Source records:
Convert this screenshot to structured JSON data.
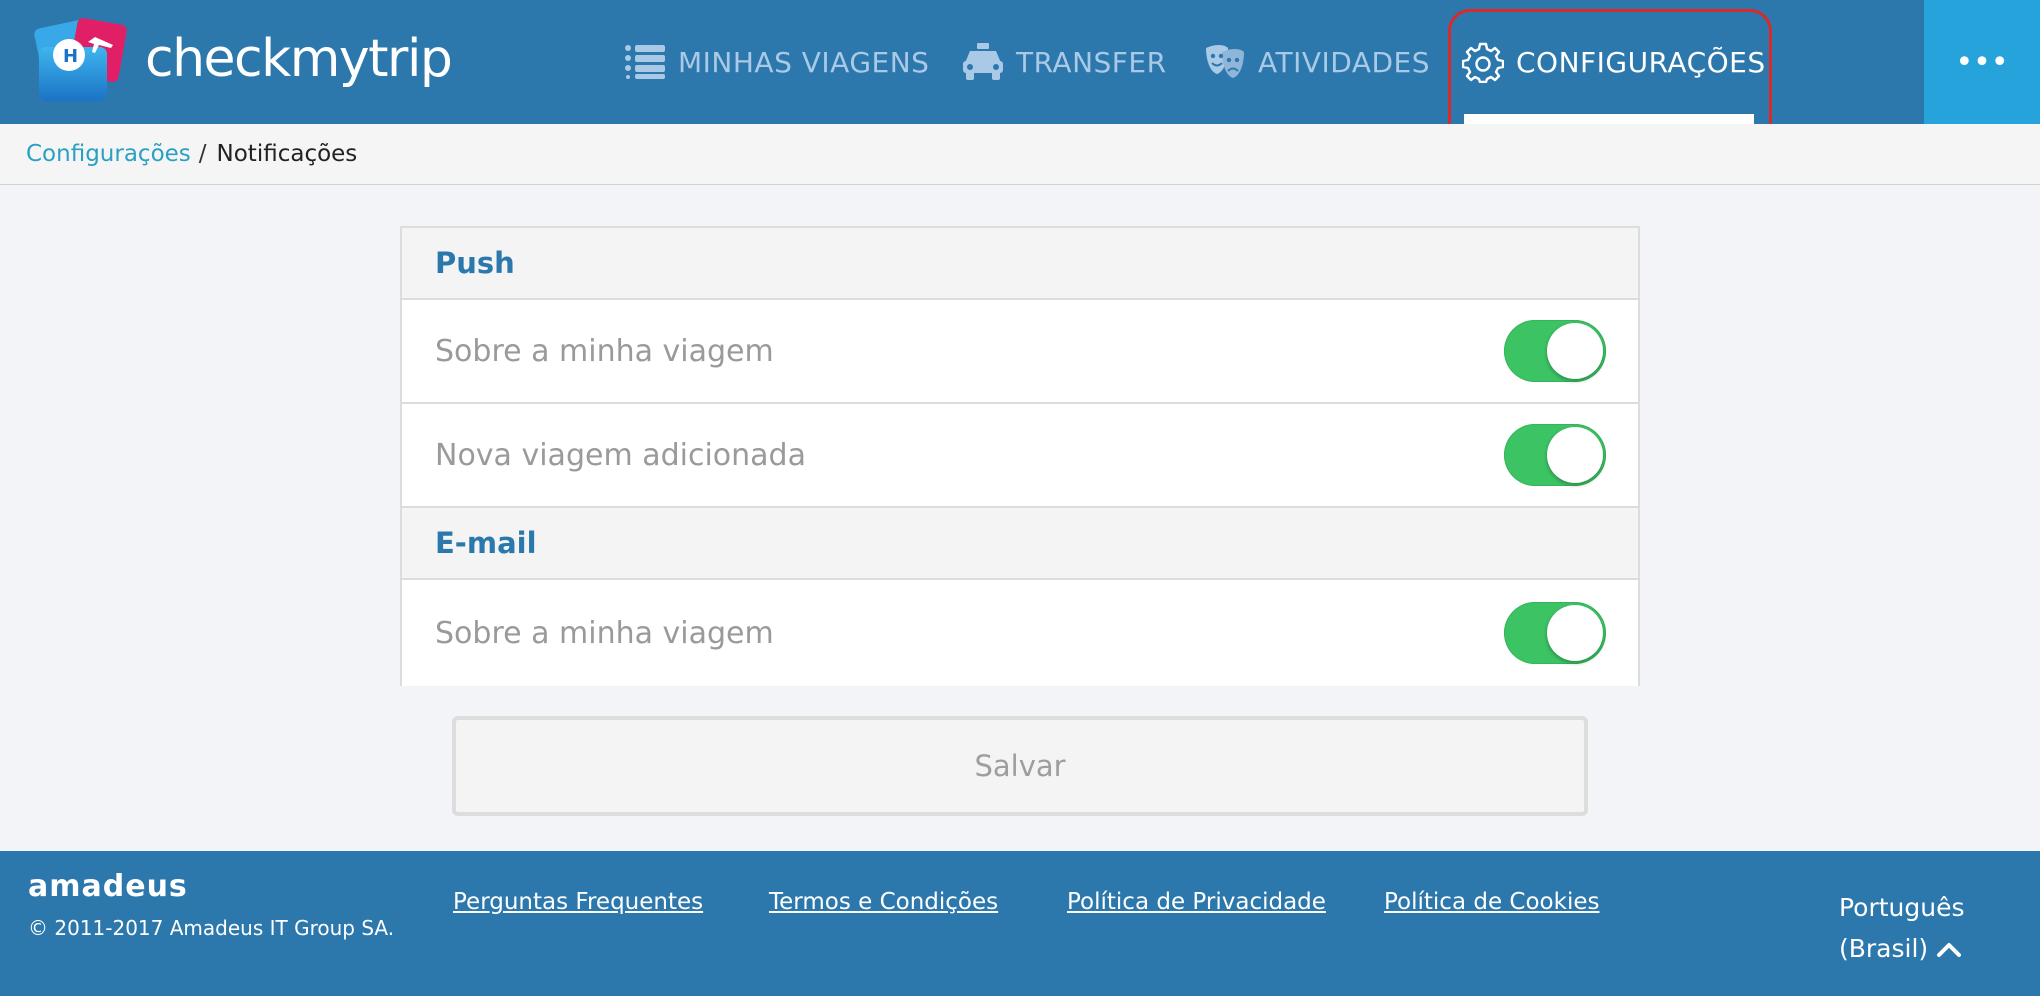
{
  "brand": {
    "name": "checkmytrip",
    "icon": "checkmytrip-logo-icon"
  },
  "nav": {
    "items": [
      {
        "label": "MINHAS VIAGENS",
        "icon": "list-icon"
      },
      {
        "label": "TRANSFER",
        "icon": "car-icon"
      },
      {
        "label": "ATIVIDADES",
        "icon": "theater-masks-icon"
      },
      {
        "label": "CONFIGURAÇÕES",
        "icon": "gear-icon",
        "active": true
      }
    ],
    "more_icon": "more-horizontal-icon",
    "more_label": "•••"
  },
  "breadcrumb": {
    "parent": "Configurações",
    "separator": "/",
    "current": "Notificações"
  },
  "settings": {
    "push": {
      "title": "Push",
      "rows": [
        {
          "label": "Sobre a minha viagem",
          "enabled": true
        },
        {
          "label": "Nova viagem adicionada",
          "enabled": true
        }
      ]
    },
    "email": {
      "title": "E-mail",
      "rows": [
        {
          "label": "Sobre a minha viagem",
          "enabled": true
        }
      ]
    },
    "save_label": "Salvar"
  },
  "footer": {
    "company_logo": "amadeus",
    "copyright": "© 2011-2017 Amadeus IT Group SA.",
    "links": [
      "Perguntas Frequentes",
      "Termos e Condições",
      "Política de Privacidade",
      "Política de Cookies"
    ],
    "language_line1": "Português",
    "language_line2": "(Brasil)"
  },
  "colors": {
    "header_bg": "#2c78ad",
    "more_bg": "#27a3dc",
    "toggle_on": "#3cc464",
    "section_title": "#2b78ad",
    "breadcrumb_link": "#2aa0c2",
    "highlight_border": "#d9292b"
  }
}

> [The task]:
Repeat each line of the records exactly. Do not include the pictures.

> [Response to the task]:
Convert this screenshot to structured JSON data.
{
  "brand": {
    "name": "checkmytrip",
    "icon": "checkmytrip-logo-icon"
  },
  "nav": {
    "items": [
      {
        "label": "MINHAS VIAGENS",
        "icon": "list-icon"
      },
      {
        "label": "TRANSFER",
        "icon": "car-icon"
      },
      {
        "label": "ATIVIDADES",
        "icon": "theater-masks-icon"
      },
      {
        "label": "CONFIGURAÇÕES",
        "icon": "gear-icon",
        "active": true
      }
    ],
    "more_icon": "more-horizontal-icon",
    "more_label": "•••"
  },
  "breadcrumb": {
    "parent": "Configurações",
    "separator": "/",
    "current": "Notificações"
  },
  "settings": {
    "push": {
      "title": "Push",
      "rows": [
        {
          "label": "Sobre a minha viagem",
          "enabled": true
        },
        {
          "label": "Nova viagem adicionada",
          "enabled": true
        }
      ]
    },
    "email": {
      "title": "E-mail",
      "rows": [
        {
          "label": "Sobre a minha viagem",
          "enabled": true
        }
      ]
    },
    "save_label": "Salvar"
  },
  "footer": {
    "company_logo": "amadeus",
    "copyright": "© 2011-2017 Amadeus IT Group SA.",
    "links": [
      "Perguntas Frequentes",
      "Termos e Condições",
      "Política de Privacidade",
      "Política de Cookies"
    ],
    "language_line1": "Português",
    "language_line2": "(Brasil)"
  },
  "colors": {
    "header_bg": "#2c78ad",
    "more_bg": "#27a3dc",
    "toggle_on": "#3cc464",
    "section_title": "#2b78ad",
    "breadcrumb_link": "#2aa0c2",
    "highlight_border": "#d9292b"
  }
}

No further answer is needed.